* [Records for this exercise]:
━━━━━━━━

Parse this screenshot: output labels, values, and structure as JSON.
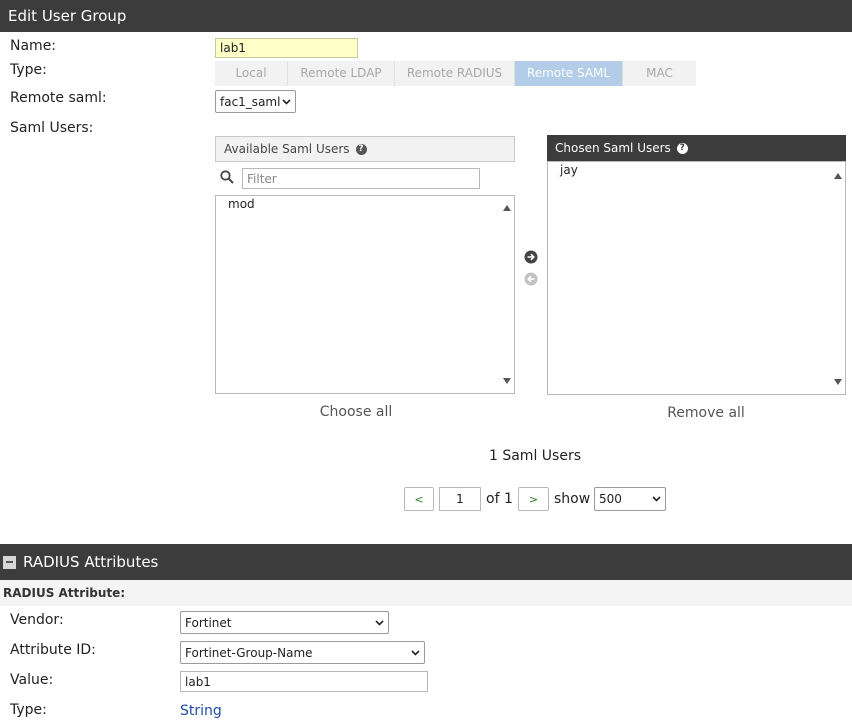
{
  "window": {
    "title": "Edit User Group"
  },
  "form": {
    "name_label": "Name:",
    "name_value": "lab1",
    "type_label": "Type:",
    "type_tabs": [
      {
        "label": "Local"
      },
      {
        "label": "Remote LDAP"
      },
      {
        "label": "Remote RADIUS"
      },
      {
        "label": "Remote SAML"
      },
      {
        "label": "MAC"
      }
    ],
    "active_type": "Remote SAML",
    "remote_saml_label": "Remote saml:",
    "remote_saml_value": "fac1_saml",
    "saml_users_label": "Saml Users:"
  },
  "available": {
    "title": "Available Saml Users",
    "filter_placeholder": "Filter",
    "items": [
      "mod"
    ],
    "choose_all": "Choose all"
  },
  "chosen": {
    "title": "Chosen Saml Users",
    "items": [
      "jay"
    ],
    "remove_all": "Remove all"
  },
  "pagination": {
    "count_text": "1 Saml Users",
    "prev": "<",
    "page": "1",
    "of_text": "of 1",
    "next": ">",
    "show_text": "show",
    "page_size": "500"
  },
  "radius": {
    "section_title": "RADIUS Attributes",
    "subheader": "RADIUS Attribute:",
    "vendor_label": "Vendor:",
    "vendor_value": "Fortinet",
    "attribute_id_label": "Attribute ID:",
    "attribute_id_value": "Fortinet-Group-Name",
    "value_label": "Value:",
    "value_value": "lab1",
    "type_label": "Type:",
    "type_value": "String"
  },
  "colors": {
    "header_bg": "#3c3c3c",
    "active_tab": "#b3cde8",
    "name_field_bg": "#ffffc8",
    "link_blue": "#1f4ea8"
  }
}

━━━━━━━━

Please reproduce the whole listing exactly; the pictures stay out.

* [Solution]:
Parse this screenshot: output labels, values, and structure as JSON.
{
  "window": {
    "title": "Edit User Group"
  },
  "form": {
    "name_label": "Name:",
    "name_value": "lab1",
    "type_label": "Type:",
    "type_tabs": [
      {
        "label": "Local"
      },
      {
        "label": "Remote LDAP"
      },
      {
        "label": "Remote RADIUS"
      },
      {
        "label": "Remote SAML"
      },
      {
        "label": "MAC"
      }
    ],
    "active_type": "Remote SAML",
    "remote_saml_label": "Remote saml:",
    "remote_saml_value": "fac1_saml",
    "saml_users_label": "Saml Users:"
  },
  "available": {
    "title": "Available Saml Users",
    "filter_placeholder": "Filter",
    "items": [
      "mod"
    ],
    "choose_all": "Choose all"
  },
  "chosen": {
    "title": "Chosen Saml Users",
    "items": [
      "jay"
    ],
    "remove_all": "Remove all"
  },
  "pagination": {
    "count_text": "1 Saml Users",
    "prev": "<",
    "page": "1",
    "of_text": "of 1",
    "next": ">",
    "show_text": "show",
    "page_size": "500"
  },
  "radius": {
    "section_title": "RADIUS Attributes",
    "subheader": "RADIUS Attribute:",
    "vendor_label": "Vendor:",
    "vendor_value": "Fortinet",
    "attribute_id_label": "Attribute ID:",
    "attribute_id_value": "Fortinet-Group-Name",
    "value_label": "Value:",
    "value_value": "lab1",
    "type_label": "Type:",
    "type_value": "String"
  },
  "colors": {
    "header_bg": "#3c3c3c",
    "active_tab": "#b3cde8",
    "name_field_bg": "#ffffc8",
    "link_blue": "#1f4ea8"
  }
}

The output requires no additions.